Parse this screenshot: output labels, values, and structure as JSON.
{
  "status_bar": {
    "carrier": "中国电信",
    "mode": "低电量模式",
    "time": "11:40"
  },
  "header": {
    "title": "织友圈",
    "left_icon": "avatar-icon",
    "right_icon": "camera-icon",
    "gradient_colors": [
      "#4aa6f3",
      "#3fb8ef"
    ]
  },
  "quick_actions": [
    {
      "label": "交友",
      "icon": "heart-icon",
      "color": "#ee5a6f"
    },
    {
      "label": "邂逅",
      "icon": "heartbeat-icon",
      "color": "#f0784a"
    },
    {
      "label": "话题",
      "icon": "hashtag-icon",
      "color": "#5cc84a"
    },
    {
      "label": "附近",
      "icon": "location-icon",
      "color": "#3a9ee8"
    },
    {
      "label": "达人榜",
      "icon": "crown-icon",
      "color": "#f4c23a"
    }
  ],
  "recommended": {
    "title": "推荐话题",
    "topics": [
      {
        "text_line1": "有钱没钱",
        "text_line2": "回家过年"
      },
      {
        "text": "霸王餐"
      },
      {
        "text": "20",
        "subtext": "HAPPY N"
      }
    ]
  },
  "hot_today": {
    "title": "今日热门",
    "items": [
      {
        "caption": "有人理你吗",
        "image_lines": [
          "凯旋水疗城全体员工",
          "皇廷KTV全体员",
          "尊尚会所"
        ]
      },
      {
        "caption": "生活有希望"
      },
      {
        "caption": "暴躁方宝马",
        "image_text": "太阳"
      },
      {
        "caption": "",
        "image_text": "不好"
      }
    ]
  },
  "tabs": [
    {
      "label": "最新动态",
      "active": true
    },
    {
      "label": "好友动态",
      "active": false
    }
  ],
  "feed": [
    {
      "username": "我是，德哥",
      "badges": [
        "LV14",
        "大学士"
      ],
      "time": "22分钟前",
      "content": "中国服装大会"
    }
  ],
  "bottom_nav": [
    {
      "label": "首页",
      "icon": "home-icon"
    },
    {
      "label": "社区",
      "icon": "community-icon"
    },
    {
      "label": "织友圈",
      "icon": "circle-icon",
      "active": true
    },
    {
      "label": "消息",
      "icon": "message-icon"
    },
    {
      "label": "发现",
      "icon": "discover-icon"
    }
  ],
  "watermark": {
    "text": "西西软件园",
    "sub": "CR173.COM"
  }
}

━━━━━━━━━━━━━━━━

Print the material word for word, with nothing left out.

**Exercise output:**
Parse this screenshot: output labels, values, and structure as JSON.
{
  "status_bar": {
    "carrier": "中国电信",
    "mode": "低电量模式",
    "time": "11:40"
  },
  "header": {
    "title": "织友圈",
    "left_icon": "avatar-icon",
    "right_icon": "camera-icon",
    "gradient_colors": [
      "#4aa6f3",
      "#3fb8ef"
    ]
  },
  "quick_actions": [
    {
      "label": "交友",
      "icon": "heart-icon",
      "color": "#ee5a6f"
    },
    {
      "label": "邂逅",
      "icon": "heartbeat-icon",
      "color": "#f0784a"
    },
    {
      "label": "话题",
      "icon": "hashtag-icon",
      "color": "#5cc84a"
    },
    {
      "label": "附近",
      "icon": "location-icon",
      "color": "#3a9ee8"
    },
    {
      "label": "达人榜",
      "icon": "crown-icon",
      "color": "#f4c23a"
    }
  ],
  "recommended": {
    "title": "推荐话题",
    "topics": [
      {
        "text_line1": "有钱没钱",
        "text_line2": "回家过年"
      },
      {
        "text": "霸王餐"
      },
      {
        "text": "20",
        "subtext": "HAPPY N"
      }
    ]
  },
  "hot_today": {
    "title": "今日热门",
    "items": [
      {
        "caption": "有人理你吗",
        "image_lines": [
          "凯旋水疗城全体员工",
          "皇廷KTV全体员",
          "尊尚会所"
        ]
      },
      {
        "caption": "生活有希望"
      },
      {
        "caption": "暴躁方宝马",
        "image_text": "太阳"
      },
      {
        "caption": "",
        "image_text": "不好"
      }
    ]
  },
  "tabs": [
    {
      "label": "最新动态",
      "active": true
    },
    {
      "label": "好友动态",
      "active": false
    }
  ],
  "feed": [
    {
      "username": "我是，德哥",
      "badges": [
        "LV14",
        "大学士"
      ],
      "time": "22分钟前",
      "content": "中国服装大会"
    }
  ],
  "bottom_nav": [
    {
      "label": "首页",
      "icon": "home-icon"
    },
    {
      "label": "社区",
      "icon": "community-icon"
    },
    {
      "label": "织友圈",
      "icon": "circle-icon",
      "active": true
    },
    {
      "label": "消息",
      "icon": "message-icon"
    },
    {
      "label": "发现",
      "icon": "discover-icon"
    }
  ],
  "watermark": {
    "text": "西西软件园",
    "sub": "CR173.COM"
  }
}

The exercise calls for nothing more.